Exercise goal: The answer must be every line of the data that holds the word "national".

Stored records
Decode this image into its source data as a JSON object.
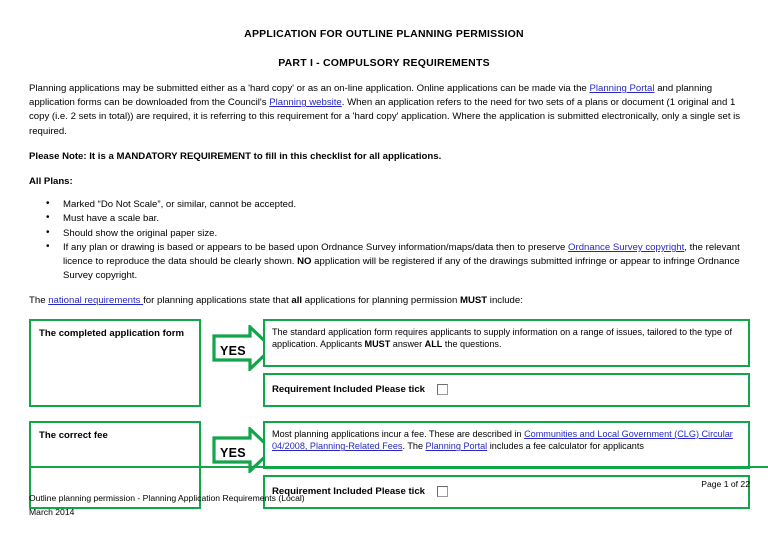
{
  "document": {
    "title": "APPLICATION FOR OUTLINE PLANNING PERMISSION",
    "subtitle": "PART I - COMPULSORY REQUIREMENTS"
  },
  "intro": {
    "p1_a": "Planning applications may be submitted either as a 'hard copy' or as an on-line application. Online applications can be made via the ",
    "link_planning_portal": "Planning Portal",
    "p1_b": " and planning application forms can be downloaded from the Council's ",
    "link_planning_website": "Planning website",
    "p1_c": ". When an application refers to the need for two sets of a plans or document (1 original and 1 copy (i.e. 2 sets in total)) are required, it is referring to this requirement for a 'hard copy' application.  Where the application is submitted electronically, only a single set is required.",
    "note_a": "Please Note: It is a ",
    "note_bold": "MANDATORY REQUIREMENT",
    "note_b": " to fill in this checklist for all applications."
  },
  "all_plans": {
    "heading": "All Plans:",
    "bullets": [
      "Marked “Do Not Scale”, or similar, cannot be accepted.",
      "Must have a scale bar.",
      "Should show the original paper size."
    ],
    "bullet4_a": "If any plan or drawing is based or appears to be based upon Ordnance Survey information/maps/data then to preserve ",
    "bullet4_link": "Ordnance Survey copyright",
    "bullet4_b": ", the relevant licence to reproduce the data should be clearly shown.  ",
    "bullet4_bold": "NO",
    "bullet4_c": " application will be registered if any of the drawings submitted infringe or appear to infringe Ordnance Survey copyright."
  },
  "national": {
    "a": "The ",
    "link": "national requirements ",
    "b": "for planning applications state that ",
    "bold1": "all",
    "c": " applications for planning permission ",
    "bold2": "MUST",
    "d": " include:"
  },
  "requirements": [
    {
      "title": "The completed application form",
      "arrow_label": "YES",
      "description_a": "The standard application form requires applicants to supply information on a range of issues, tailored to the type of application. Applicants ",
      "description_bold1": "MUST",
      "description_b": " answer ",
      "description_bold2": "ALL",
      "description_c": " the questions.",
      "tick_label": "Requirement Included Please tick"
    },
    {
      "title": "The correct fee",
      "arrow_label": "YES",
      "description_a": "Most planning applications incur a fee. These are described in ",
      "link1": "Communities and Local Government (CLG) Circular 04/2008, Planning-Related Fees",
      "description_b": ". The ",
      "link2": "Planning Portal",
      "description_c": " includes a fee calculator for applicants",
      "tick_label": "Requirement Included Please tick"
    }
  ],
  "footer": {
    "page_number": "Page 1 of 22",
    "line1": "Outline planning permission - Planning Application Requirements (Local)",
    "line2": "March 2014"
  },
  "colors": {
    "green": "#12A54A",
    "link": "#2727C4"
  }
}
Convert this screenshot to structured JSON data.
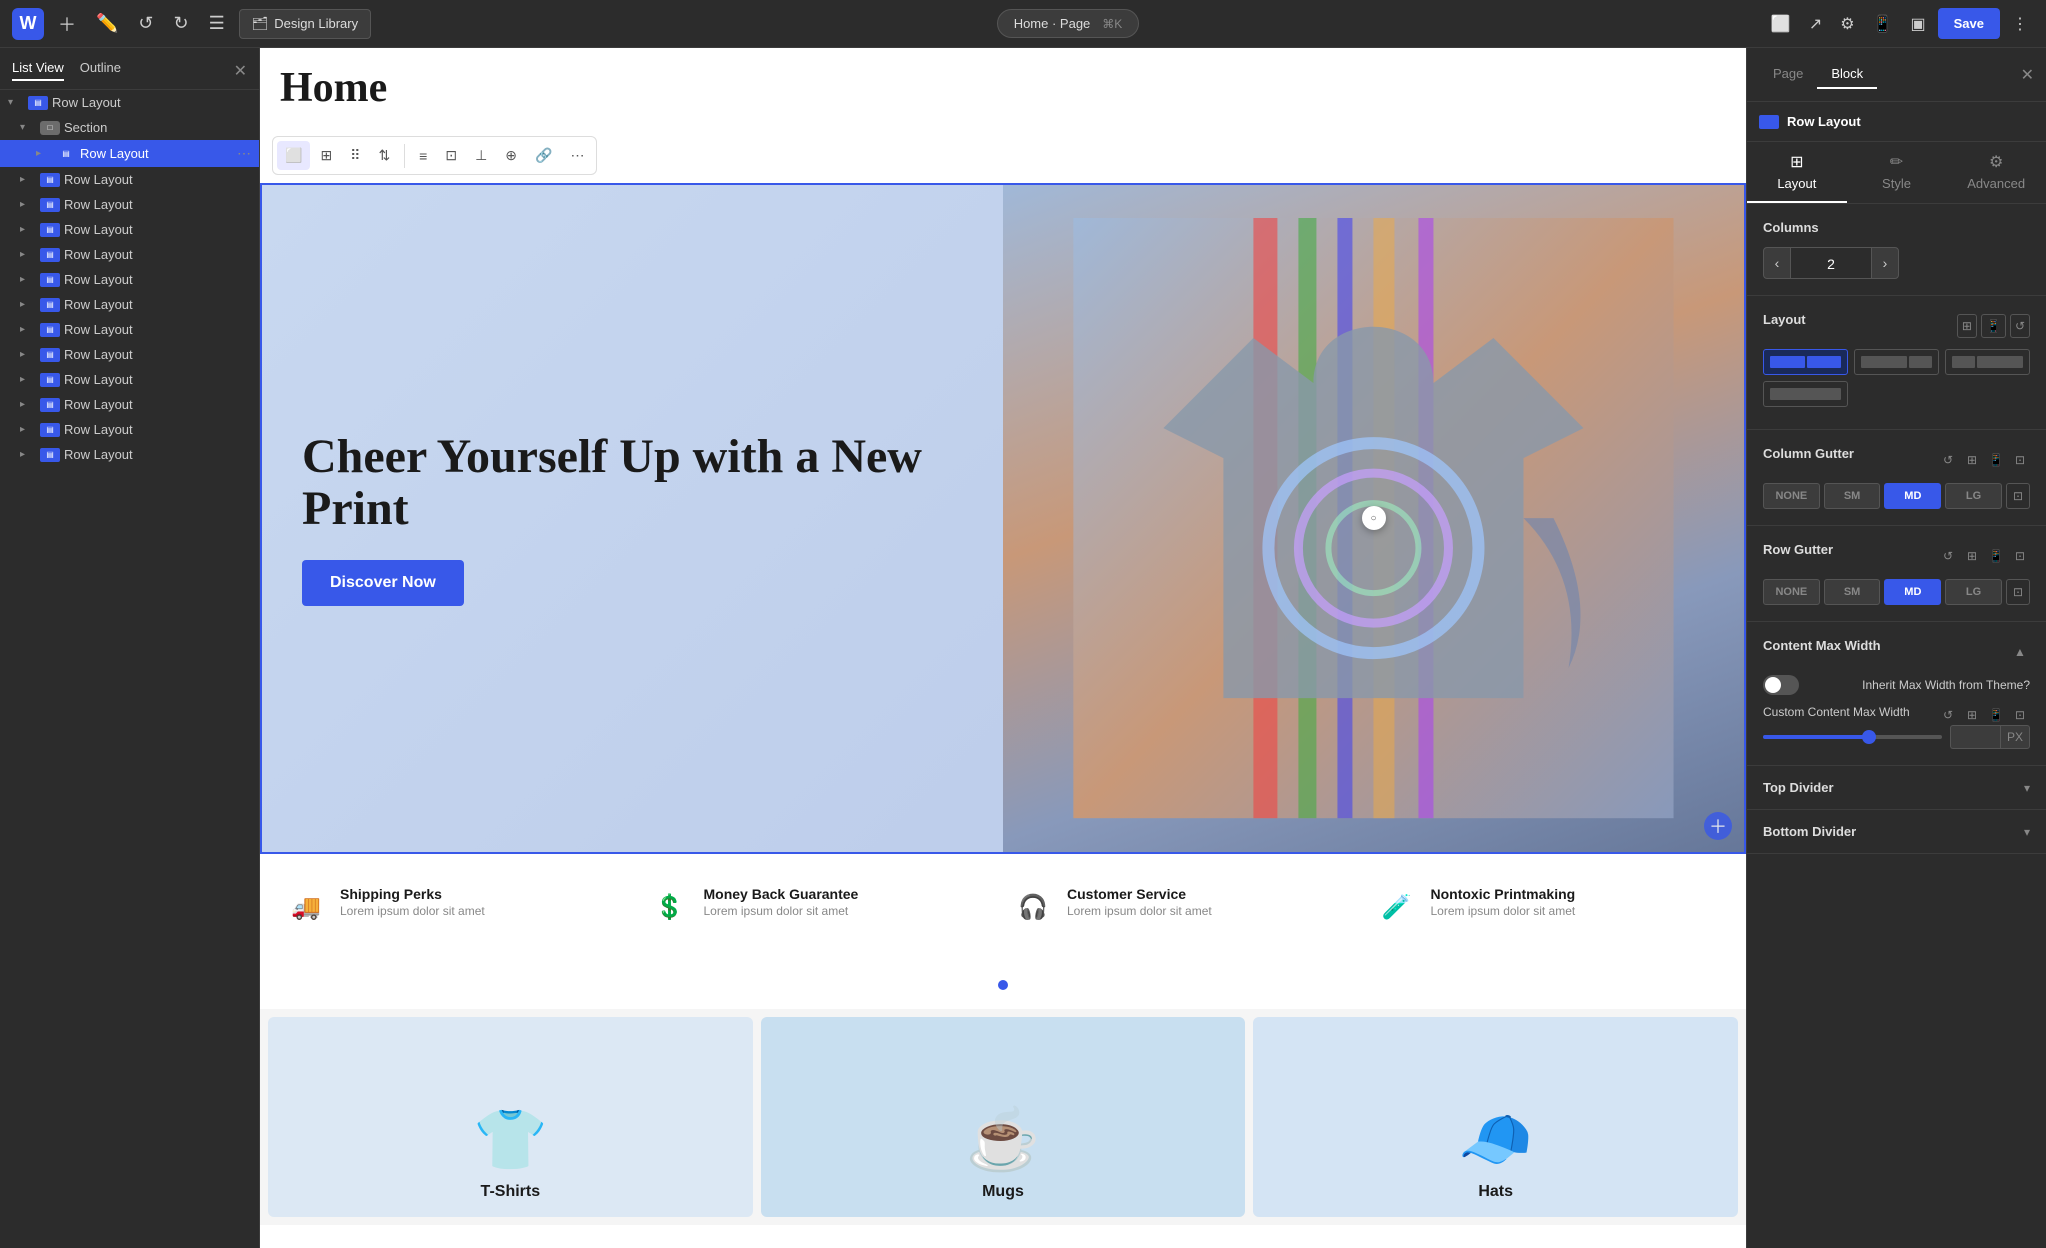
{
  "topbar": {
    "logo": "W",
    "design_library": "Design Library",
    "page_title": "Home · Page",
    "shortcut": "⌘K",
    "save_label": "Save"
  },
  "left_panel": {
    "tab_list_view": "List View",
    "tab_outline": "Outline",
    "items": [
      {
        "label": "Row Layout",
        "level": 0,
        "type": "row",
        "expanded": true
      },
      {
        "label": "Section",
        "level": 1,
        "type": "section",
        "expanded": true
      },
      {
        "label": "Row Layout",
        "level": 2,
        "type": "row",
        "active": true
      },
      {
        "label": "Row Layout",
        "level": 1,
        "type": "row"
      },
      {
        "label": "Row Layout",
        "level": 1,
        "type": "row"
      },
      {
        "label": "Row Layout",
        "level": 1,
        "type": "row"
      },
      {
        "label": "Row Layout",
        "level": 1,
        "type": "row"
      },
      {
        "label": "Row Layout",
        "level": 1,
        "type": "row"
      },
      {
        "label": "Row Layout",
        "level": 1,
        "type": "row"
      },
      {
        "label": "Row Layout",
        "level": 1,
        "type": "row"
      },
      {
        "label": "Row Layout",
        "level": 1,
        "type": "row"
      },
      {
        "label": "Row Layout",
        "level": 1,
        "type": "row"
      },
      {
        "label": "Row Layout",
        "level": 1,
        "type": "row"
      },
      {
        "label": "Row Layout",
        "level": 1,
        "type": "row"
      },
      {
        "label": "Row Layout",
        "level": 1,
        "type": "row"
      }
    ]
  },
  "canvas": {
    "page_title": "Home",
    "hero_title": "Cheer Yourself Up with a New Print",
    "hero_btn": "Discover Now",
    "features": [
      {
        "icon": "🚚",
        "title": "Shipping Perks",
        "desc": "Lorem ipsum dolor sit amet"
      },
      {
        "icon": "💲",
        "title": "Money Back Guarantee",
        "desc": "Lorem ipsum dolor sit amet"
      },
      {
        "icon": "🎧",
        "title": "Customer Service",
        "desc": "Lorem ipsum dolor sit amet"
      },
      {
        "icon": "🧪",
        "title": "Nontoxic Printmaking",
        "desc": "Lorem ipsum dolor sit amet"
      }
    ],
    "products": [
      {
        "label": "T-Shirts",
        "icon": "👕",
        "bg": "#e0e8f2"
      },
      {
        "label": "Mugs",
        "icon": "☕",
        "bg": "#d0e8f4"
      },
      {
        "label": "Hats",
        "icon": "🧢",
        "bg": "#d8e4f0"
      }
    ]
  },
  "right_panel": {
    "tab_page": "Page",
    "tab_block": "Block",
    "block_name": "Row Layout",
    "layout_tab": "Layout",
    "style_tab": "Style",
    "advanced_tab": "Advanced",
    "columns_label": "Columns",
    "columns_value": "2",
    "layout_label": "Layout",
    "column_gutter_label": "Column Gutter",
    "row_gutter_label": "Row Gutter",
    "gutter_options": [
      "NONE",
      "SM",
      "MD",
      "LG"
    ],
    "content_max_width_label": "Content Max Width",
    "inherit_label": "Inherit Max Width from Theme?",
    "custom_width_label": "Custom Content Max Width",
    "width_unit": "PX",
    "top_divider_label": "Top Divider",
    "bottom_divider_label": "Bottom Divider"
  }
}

Result below:
  "national": {
    "link": "national requirements ",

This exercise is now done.